On that basis I think we need to make a real distinction between the photos taken on a phone and posted on social media and the photos taken on a camera.
The social media photo is the ‘compulsive urge to immediately, electronically exhibit one’s self…in an effort to simply maximize a positive response’ via social media. It isn’t so much about the moment, as it is about the person taking it.
Whereas, the photo with a camera (this is especially true with film) is all about the moment, it requires awareness, presence and engagement with the surroundings to best represent, portray and capture that moment in time.
My mate Mike has argued that ‘as modern living becomes increasingly focused on a kind of disembodied experience we yearn for embodiment more than ever’. This is fascinating because the thing that we assume is helping us to engage with the moment and fulfilling our yearning, is actually inhibiting a genuinely embodied, present and engaged experience. As Mike further notes, ‘We know intuitively that embodied experience is of a higher order than vicarious experience.’

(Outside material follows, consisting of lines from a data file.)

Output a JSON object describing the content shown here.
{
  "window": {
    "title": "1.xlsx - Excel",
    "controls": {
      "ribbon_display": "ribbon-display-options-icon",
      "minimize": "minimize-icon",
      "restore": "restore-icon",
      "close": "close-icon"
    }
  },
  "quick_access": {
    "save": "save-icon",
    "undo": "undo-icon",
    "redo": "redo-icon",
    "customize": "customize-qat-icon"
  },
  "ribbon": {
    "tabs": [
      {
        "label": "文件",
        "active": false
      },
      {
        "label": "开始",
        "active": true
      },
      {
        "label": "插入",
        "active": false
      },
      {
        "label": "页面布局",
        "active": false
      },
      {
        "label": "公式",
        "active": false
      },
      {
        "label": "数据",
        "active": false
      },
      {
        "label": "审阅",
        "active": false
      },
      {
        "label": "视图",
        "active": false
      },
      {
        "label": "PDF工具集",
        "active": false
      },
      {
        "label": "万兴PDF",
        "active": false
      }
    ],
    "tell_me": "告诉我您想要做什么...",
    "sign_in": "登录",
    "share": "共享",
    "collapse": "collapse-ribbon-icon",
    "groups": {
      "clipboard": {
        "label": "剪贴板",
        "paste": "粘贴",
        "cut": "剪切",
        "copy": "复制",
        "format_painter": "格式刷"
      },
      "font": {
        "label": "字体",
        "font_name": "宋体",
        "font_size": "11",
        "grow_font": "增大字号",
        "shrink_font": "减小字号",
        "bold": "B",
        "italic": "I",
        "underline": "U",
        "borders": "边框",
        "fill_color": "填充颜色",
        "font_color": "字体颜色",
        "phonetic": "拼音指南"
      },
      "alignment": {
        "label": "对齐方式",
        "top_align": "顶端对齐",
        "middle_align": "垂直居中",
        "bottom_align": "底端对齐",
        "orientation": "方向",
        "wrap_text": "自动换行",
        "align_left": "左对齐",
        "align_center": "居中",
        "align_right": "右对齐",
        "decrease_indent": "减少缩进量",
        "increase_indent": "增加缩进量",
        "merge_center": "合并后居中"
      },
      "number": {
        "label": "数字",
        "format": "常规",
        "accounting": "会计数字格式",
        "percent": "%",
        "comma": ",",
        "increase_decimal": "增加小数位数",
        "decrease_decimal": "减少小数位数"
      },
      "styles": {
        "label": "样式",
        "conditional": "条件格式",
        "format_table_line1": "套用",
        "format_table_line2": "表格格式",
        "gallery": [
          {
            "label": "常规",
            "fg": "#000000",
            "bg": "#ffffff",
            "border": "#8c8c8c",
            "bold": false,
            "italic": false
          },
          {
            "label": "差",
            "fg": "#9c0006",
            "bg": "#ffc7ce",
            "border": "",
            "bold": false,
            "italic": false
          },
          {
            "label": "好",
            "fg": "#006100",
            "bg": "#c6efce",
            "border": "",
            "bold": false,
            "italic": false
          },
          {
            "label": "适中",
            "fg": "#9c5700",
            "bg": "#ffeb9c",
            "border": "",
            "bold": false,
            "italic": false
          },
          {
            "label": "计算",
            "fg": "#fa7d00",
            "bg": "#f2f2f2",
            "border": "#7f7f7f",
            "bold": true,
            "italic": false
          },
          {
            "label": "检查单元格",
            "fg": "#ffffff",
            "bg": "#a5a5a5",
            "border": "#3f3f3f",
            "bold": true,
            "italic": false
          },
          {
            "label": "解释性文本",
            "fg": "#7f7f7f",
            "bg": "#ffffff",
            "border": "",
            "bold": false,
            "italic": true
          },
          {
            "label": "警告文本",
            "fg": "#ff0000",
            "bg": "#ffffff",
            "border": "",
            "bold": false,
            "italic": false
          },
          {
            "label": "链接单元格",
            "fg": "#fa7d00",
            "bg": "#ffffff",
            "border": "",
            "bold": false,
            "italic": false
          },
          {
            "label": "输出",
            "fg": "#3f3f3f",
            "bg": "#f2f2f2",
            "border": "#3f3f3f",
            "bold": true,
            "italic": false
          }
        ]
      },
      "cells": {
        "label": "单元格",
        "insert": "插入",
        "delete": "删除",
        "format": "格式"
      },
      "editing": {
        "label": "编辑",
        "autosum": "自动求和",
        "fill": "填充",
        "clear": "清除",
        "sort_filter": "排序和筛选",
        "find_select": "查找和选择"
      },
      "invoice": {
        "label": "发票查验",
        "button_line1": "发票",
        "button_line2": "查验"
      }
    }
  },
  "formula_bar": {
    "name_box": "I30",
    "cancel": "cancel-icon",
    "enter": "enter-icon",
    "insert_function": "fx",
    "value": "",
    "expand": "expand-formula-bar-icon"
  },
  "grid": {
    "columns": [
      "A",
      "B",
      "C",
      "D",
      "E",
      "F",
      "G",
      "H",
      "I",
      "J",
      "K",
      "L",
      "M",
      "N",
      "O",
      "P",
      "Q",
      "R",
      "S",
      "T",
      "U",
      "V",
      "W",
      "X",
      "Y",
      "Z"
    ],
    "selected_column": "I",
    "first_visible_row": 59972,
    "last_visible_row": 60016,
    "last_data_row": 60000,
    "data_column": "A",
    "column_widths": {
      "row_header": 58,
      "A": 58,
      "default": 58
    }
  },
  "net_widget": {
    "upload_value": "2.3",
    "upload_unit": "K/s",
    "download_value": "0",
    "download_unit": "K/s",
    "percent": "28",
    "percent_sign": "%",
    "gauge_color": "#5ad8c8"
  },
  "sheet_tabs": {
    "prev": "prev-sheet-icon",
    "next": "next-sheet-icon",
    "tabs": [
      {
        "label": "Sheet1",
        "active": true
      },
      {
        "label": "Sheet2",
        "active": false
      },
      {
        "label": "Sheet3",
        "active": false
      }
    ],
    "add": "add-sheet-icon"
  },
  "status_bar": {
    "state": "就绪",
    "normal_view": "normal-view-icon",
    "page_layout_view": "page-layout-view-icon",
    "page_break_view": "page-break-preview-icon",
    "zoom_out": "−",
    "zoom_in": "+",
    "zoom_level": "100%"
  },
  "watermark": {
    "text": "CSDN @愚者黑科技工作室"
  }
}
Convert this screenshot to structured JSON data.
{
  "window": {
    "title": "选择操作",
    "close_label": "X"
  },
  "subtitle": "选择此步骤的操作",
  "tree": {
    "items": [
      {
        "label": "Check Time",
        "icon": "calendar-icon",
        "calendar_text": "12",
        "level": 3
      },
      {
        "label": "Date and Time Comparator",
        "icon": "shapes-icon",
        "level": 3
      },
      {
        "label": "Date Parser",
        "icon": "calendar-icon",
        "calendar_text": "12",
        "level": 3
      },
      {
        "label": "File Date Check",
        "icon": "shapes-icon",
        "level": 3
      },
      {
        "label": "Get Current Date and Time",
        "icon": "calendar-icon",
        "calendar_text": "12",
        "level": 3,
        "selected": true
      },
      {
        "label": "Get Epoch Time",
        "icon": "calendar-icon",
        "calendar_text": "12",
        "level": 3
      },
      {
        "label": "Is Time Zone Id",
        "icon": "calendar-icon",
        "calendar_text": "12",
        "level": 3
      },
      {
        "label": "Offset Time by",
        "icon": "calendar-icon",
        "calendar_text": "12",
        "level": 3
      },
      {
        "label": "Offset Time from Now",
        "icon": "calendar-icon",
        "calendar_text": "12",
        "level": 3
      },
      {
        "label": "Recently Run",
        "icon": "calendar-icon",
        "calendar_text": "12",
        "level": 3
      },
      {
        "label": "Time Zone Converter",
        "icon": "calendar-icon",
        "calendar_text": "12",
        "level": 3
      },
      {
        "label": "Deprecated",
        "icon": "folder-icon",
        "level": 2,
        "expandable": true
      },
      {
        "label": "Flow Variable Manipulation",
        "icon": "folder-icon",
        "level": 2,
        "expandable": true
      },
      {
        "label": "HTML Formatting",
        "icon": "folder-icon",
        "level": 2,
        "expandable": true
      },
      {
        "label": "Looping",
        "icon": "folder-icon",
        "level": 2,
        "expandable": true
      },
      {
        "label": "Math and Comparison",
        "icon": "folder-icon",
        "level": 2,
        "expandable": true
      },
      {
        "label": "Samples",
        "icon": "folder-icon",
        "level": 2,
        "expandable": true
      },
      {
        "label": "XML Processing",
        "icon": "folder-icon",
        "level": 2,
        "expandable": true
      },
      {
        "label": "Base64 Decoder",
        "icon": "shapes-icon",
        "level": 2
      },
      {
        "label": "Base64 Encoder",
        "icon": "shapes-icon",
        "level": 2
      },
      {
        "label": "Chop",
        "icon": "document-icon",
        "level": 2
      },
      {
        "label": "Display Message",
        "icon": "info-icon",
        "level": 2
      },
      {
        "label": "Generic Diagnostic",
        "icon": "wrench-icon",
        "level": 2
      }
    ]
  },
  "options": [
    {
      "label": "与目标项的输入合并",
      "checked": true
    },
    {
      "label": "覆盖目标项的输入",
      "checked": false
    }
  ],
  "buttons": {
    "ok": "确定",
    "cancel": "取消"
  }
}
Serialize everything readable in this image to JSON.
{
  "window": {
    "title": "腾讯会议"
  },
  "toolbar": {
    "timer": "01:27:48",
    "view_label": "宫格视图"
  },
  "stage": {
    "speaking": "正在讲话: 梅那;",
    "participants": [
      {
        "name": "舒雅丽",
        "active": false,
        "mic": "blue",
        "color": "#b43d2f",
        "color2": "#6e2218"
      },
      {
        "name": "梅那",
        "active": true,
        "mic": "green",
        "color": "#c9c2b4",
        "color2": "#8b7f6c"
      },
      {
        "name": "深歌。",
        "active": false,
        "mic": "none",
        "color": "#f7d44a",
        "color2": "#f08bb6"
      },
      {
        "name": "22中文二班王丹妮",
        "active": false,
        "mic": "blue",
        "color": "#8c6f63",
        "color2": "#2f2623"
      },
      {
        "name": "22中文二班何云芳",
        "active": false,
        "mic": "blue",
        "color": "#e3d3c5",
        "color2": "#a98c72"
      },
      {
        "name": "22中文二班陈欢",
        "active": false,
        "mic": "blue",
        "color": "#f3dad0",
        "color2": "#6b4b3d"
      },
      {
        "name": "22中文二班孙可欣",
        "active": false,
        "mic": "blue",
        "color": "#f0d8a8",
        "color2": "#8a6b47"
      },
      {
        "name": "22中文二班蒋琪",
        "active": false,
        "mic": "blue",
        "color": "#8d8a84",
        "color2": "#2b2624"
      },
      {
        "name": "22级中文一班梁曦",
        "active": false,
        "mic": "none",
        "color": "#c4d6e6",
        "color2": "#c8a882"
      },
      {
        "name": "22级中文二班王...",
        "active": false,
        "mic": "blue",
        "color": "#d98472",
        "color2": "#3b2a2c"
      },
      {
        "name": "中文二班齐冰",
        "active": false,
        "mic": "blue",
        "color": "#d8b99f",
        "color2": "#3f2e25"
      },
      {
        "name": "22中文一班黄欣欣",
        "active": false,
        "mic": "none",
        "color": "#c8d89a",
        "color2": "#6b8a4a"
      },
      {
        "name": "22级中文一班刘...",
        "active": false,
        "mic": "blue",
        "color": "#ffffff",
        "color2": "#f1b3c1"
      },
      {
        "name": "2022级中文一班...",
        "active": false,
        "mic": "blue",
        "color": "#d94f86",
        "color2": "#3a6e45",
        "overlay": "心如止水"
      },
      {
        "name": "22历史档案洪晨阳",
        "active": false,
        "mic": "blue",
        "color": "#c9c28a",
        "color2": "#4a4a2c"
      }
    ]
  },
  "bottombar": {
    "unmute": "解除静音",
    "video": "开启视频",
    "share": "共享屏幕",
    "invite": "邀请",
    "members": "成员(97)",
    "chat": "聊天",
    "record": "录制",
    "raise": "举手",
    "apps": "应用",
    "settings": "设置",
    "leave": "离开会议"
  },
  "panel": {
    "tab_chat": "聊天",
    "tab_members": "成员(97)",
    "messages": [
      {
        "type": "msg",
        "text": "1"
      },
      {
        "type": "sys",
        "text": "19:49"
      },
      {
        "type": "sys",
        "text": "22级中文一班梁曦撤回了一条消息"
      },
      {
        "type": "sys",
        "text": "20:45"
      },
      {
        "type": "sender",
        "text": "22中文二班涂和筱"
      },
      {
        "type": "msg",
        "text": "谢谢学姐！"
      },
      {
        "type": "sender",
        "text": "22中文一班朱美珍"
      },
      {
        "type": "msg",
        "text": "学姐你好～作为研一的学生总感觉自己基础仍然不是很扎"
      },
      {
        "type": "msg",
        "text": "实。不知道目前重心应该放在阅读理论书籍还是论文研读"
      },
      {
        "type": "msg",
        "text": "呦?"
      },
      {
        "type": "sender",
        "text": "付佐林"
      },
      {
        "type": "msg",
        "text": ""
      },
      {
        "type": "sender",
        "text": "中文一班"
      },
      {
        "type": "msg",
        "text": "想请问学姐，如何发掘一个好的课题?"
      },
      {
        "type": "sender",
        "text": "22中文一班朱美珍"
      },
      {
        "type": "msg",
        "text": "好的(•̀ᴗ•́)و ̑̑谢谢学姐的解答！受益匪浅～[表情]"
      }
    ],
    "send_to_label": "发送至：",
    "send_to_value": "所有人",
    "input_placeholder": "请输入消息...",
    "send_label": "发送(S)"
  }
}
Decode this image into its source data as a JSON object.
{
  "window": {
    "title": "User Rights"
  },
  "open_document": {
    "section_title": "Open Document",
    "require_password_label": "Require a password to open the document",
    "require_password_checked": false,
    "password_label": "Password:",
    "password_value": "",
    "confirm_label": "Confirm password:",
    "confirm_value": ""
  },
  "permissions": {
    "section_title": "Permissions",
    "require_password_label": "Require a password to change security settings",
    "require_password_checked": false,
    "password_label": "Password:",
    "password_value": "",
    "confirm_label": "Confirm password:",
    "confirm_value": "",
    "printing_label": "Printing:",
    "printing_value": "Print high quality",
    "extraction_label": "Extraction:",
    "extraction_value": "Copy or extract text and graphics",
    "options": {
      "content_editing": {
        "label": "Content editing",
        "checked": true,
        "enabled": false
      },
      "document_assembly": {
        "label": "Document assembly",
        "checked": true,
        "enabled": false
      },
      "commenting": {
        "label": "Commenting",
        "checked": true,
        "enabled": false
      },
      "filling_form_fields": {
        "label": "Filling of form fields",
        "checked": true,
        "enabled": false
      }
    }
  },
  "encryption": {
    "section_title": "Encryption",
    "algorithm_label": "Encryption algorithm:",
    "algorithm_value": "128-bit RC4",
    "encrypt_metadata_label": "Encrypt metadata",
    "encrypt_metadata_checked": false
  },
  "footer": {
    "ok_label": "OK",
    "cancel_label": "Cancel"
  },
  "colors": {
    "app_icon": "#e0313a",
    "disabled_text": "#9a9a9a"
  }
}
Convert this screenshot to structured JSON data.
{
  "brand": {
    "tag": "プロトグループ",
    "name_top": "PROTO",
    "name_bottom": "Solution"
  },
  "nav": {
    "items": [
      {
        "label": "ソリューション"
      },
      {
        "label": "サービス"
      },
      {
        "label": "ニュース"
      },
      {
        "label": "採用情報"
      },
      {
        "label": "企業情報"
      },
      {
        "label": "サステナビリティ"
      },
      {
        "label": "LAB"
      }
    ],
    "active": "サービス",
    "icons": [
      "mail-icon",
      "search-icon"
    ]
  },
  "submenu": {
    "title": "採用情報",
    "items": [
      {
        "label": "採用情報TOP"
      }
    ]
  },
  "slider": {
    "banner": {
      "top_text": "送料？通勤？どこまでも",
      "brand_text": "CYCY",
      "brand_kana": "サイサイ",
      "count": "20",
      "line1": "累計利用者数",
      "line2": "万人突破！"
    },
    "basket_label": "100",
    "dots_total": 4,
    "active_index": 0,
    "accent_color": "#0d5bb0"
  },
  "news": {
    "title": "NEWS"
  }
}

So, has Instagram ruined the most beautiful place on earth?
Well, only as much as we let it interfere with us being genuinely present and engaged in the moment, appreciating the beauty and awe-inspiring landscape that Iceland has to offer. My advice is, engage all five of your senses for the best experience, don’t be preoccupied with ‘sharing’ the experience.
Some of my favourite memories of Iceland are the ones which would have been impossible to capture in a photograph.
The ice cold mist from waterfalls hitting your face, the cold smooth walls of the inside of a glacier, the sensation of no longer having feeling in your hands due to the cold, the nervous knot in your stomach as you realise you shouldn’t have disregarded the locals advice as you try to drive through the howling high speed winds, the way you appreciate a free hot coffee from the service station or the lump in the back of your throat when you do the currency conversion at the shops!
In part 2 & 3 of my blogs on Iceland I’ll detail more of the places we visited and what we saw.
What do you think? Leave a comment below.